Encourage adventure, daring and the learning of essential life skills by taking part in a bush craft course in the heart of the Norfolk countryside
With children spending an increasing amount of time sedentary in front of screens, finding ways to get them outside, active and engaged in a natural environment becomes more and more important.
Attending a bush craft course in the heart of the Norfolk countryside provides adventure and fun, as well as teaching essential life skills.
Whether they are going as part of an organised school group, or with their family for an adventurous day out, the benefits of spending a few hours learning how to build fires, climb trees, make camps, forage and cook in the wild and use sharp tools go well beyond surviving in the wild.
There are several companies across the county that offer bush craft experiences for children, adults and families, taking in many different landscapes – from the rivers and waterways of the Broads to forests and woodland.
‘They are learning to manage and take risks, which is a lifelong skill’
Nick Sanderson, education officer for the Broads Authority, says they have been running bush craft courses since 2009 and they form an integral part of their education programme.
“There are still many children who love spending time outside and there is some excellent outdoor learning provision in schools, especially with the Forest School programme. But there are an awful lot of kids who don’t get the chance to climb trees or sleep outside or cook over a campfire. There is disengagement between a lot of families and the outdoors and natural environment, but given the opportunity to get out there, most children grab it with both hands and run with it.”

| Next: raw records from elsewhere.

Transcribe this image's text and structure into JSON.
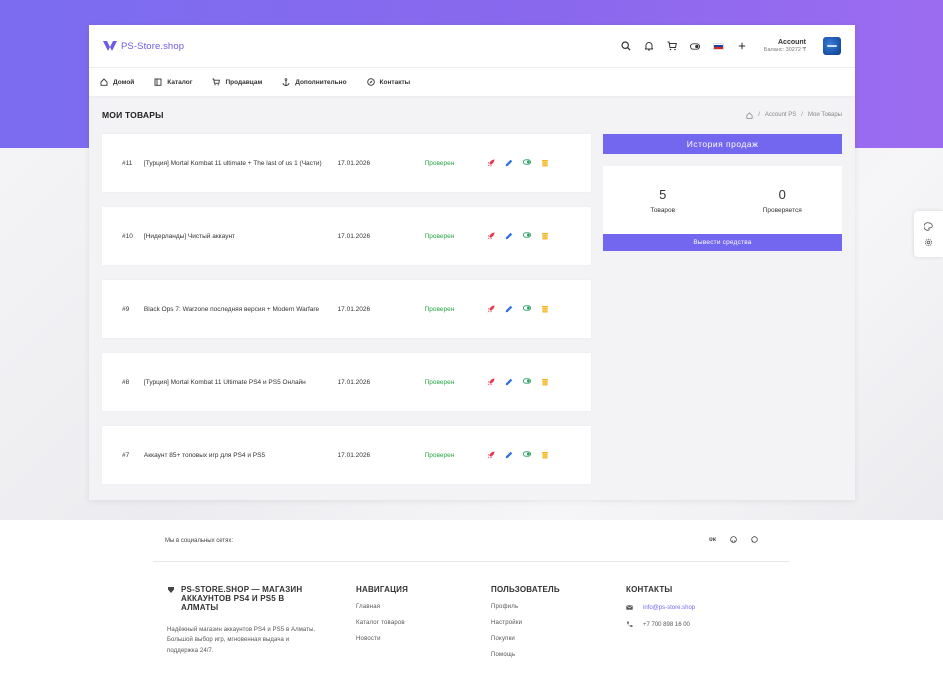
{
  "brand": {
    "name": "PS-Store.shop",
    "accent": "#7367f0"
  },
  "topbar": {
    "account_name": "Account",
    "account_balance": "Баланс: 30272 ₸"
  },
  "nav": {
    "items": [
      {
        "label": "Домой",
        "icon": "home-icon"
      },
      {
        "label": "Каталог",
        "icon": "book-icon"
      },
      {
        "label": "Продавцам",
        "icon": "cart-icon"
      },
      {
        "label": "Дополнительно",
        "icon": "anchor-icon"
      },
      {
        "label": "Контакты",
        "icon": "compass-icon"
      }
    ]
  },
  "page": {
    "title": "МОИ ТОВАРЫ",
    "breadcrumb": [
      "Account PS",
      "Мои Товары"
    ]
  },
  "products": [
    {
      "id": "#11",
      "title": "[Турция] Mortal Kombat 11 ultimate + The last of us 1 (Части)",
      "date": "17.01.2026",
      "status": "Проверен"
    },
    {
      "id": "#10",
      "title": "[Нидерланды] Чистый аккаунт",
      "date": "17.01.2026",
      "status": "Проверен"
    },
    {
      "id": "#9",
      "title": "Black Ops 7: Warzone последняя версия + Modern Warfare",
      "date": "17.01.2026",
      "status": "Проверен"
    },
    {
      "id": "#8",
      "title": "[Турция] Mortal Kombat 11 Ultimate PS4 и PS5 Онлайн",
      "date": "17.01.2026",
      "status": "Проверен"
    },
    {
      "id": "#7",
      "title": "Аккаунт 85+ топовых игр для PS4 и PS5",
      "date": "17.01.2026",
      "status": "Проверен"
    }
  ],
  "sidebar": {
    "history_button": "История продаж",
    "stats": [
      {
        "value": "5",
        "label": "Товаров"
      },
      {
        "value": "0",
        "label": "Проверяется"
      }
    ],
    "withdraw_button": "Вывести средства"
  },
  "footer": {
    "social_label": "Мы в социальных сетях:",
    "social": [
      "VK",
      "GitHub",
      "WhatsApp"
    ],
    "about_title": "PS-STORE.SHOP — МАГАЗИН АККАУНТОВ PS4 И PS5 В АЛМАТЫ",
    "about_text": "Надёжный магазин аккаунтов PS4 и PS5 в Алматы. Большой выбор игр, мгновенная выдача и поддержка 24/7.",
    "nav_title": "НАВИГАЦИЯ",
    "nav_links": [
      "Главная",
      "Каталог товаров",
      "Новости"
    ],
    "user_title": "ПОЛЬЗОВАТЕЛЬ",
    "user_links": [
      "Профиль",
      "Настройки",
      "Покупки",
      "Помощь"
    ],
    "contacts_title": "КОНТАКТЫ",
    "email": "info@ps-store.shop",
    "phone": "+7 700 898 16 00"
  }
}
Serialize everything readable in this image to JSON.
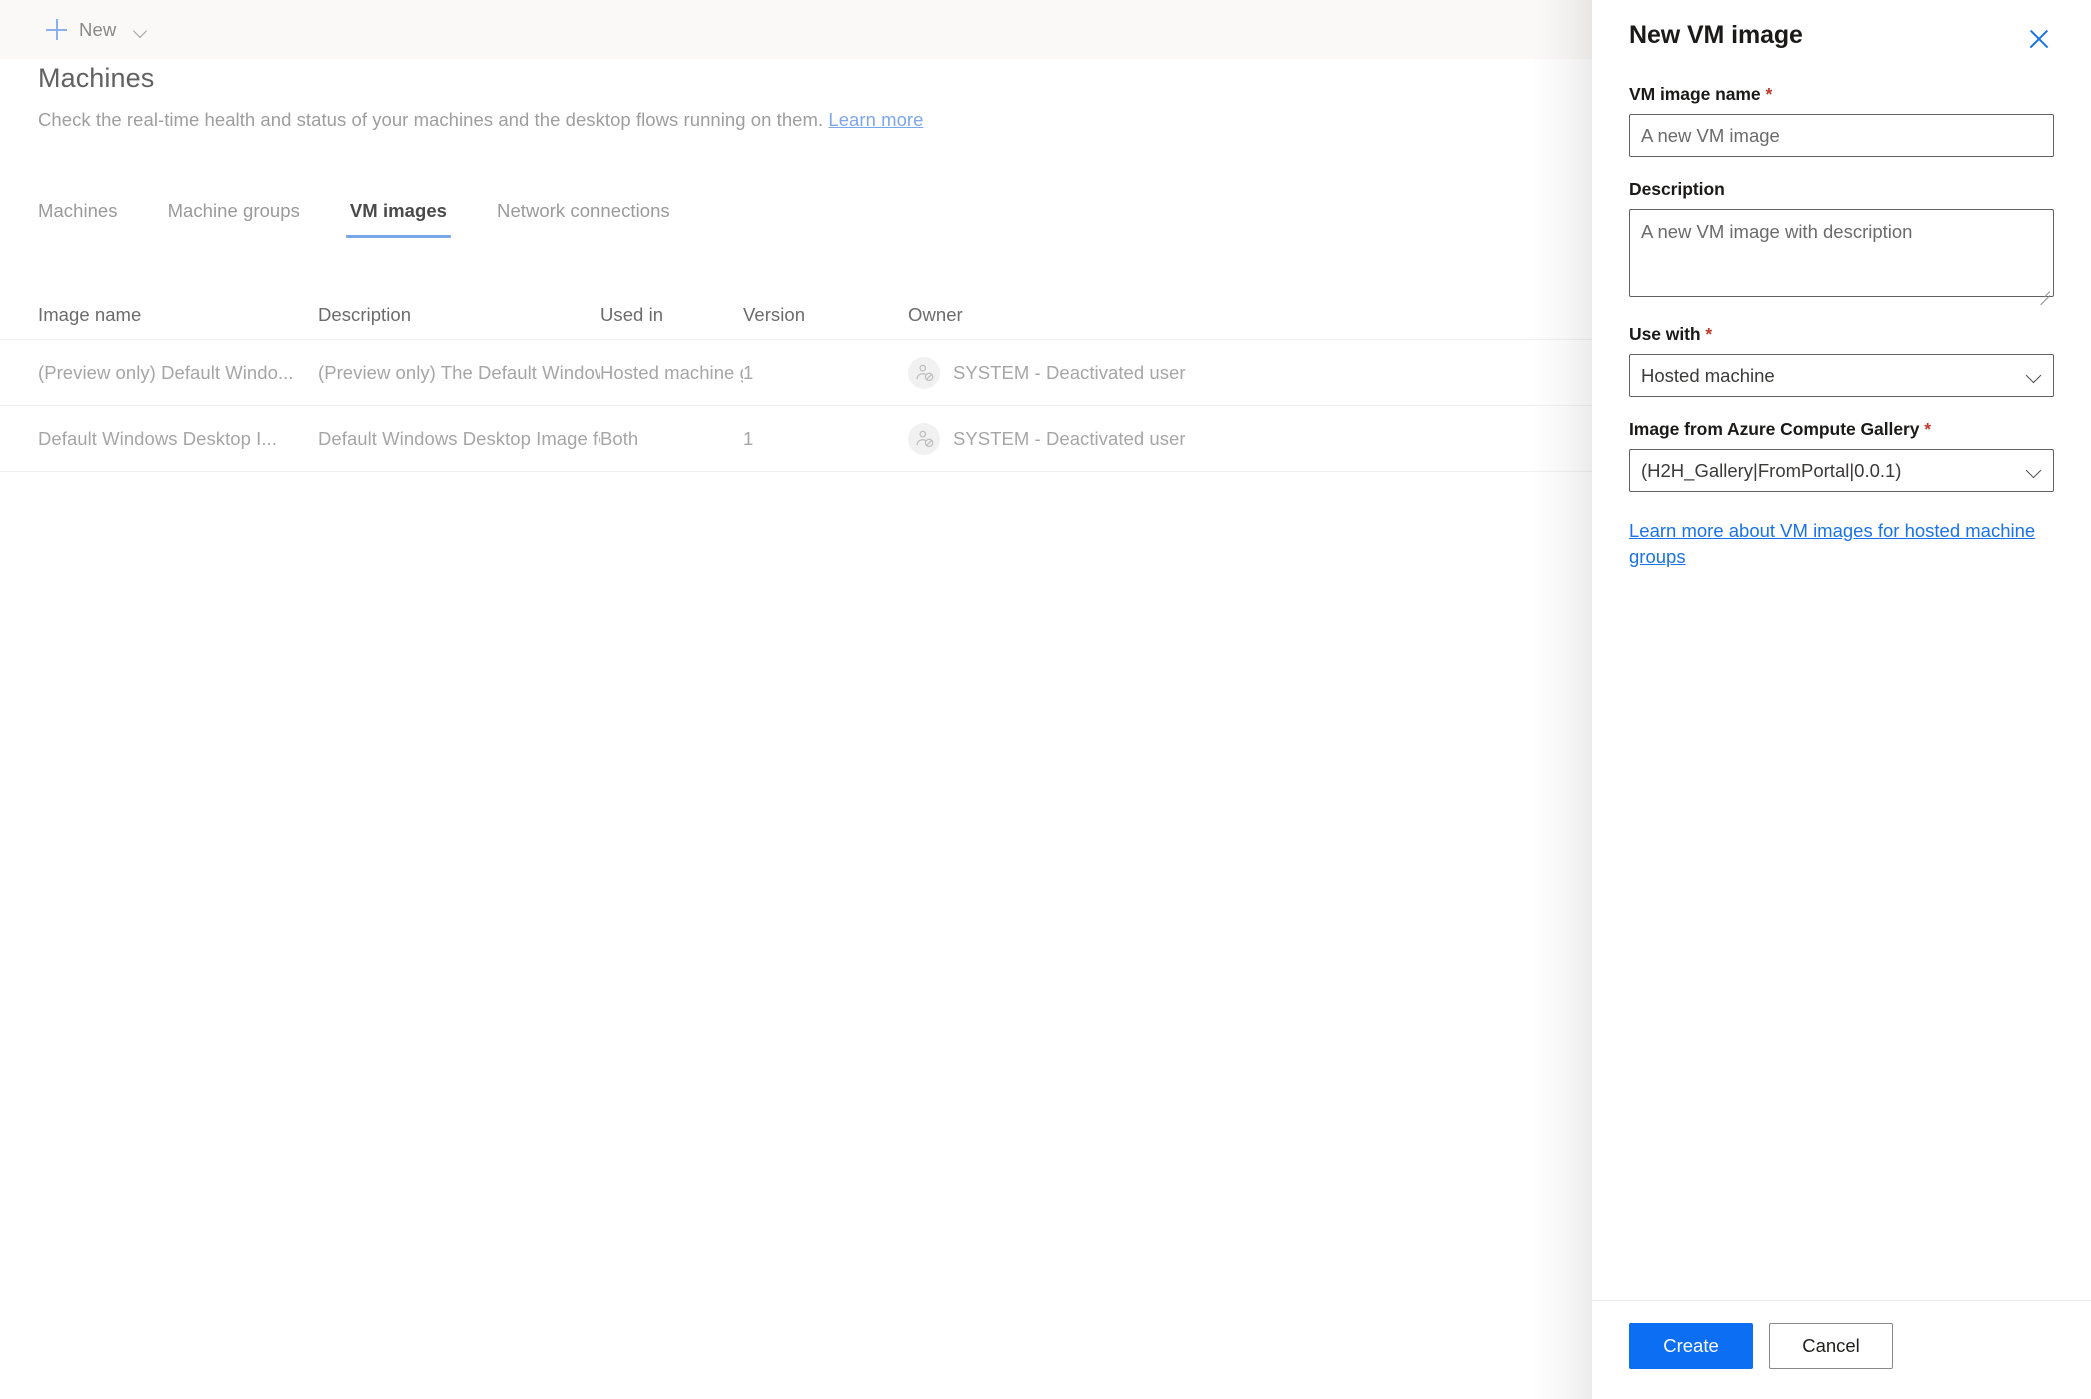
{
  "commandbar": {
    "new_label": "New",
    "plus_icon": "plus-icon",
    "chevron_icon": "chevron-down-icon"
  },
  "page": {
    "title": "Machines",
    "subtitle_text": "Check the real-time health and status of your machines and the desktop flows running on them.",
    "subtitle_link": "Learn more"
  },
  "tabs": [
    {
      "label": "Machines",
      "active": false
    },
    {
      "label": "Machine groups",
      "active": false
    },
    {
      "label": "VM images",
      "active": true
    },
    {
      "label": "Network connections",
      "active": false
    }
  ],
  "table": {
    "columns": [
      "Image name",
      "Description",
      "Used in",
      "Version",
      "Owner"
    ],
    "rows": [
      {
        "image_name": "(Preview only) Default Windo...",
        "description": "(Preview only) The Default Windows Desk...",
        "used_in": "Hosted machine group",
        "version": "1",
        "owner": "SYSTEM - Deactivated user",
        "owner_icon": "deactivated-user-avatar-icon"
      },
      {
        "image_name": "Default Windows Desktop I...",
        "description": "Default Windows Desktop Image for use i...",
        "used_in": "Both",
        "version": "1",
        "owner": "SYSTEM - Deactivated user",
        "owner_icon": "deactivated-user-avatar-icon"
      }
    ]
  },
  "panel": {
    "title": "New VM image",
    "close_icon": "close-icon",
    "fields": {
      "vm_image_name": {
        "label": "VM image name",
        "required_marker": "*",
        "value": "A new VM image",
        "placeholder": "A new VM image"
      },
      "description": {
        "label": "Description",
        "required_marker": "",
        "value": "A new VM image with description",
        "placeholder": "A new VM image with description"
      },
      "use_with": {
        "label": "Use with",
        "required_marker": "*",
        "value": "Hosted machine",
        "chevron_icon": "chevron-down-icon"
      },
      "gallery_image": {
        "label": "Image from Azure Compute Gallery",
        "required_marker": "*",
        "value": "(H2H_Gallery|FromPortal|0.0.1)",
        "chevron_icon": "chevron-down-icon"
      }
    },
    "help_link": "Learn more about VM images for hosted machine groups",
    "buttons": {
      "create": "Create",
      "cancel": "Cancel"
    }
  },
  "colors": {
    "accent_blue": "#0c6ef2",
    "link_blue": "#1a73e8",
    "tab_underline": "#7aa7e8",
    "required_red": "#c0392b",
    "commandbar_bg": "#faf9f8"
  }
}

Courses can include fire starting, shelter building, animal tracking, navigating, tool making and geocaching. Most are run at Whitlingham Country Park, near Norwich, but they are being extended to other parts of the Broads. Another essential element of bush craft is giving young people the chance to learn about risk.
“I don’t think children are necessarily startled by risk, they are a little bit worried sometimes but teaching them sensible risk management skills and a sensible approach to using things like sharp tools or working with fire, with the right procedures in place from us, pays dividends. They are learning to manage and take risks, which is a lifelong skill.”
As well as working with school groups, there is a programme of events on the Broads which run throughout the school holidays for families – which, says, Nick is one of the most effective ways of encouraging that reconnection with nature.
“Our hope is that it will encourage families to get out more with their children once they have seen how much they get out of it, how adventurous they can be. It might simply be that it inspires them to go walking in the woods more, or picking blackberries, or they might all sleep out in the garden. We want to light that spark of interest, to get everyone to engage more in the great outdoors and to see the enormous benefits.”
ABOVE:Nick Sanderson leading the education activities at Whitlingham with Year 8 & 9 students from Long Stratton who are cooking over a fire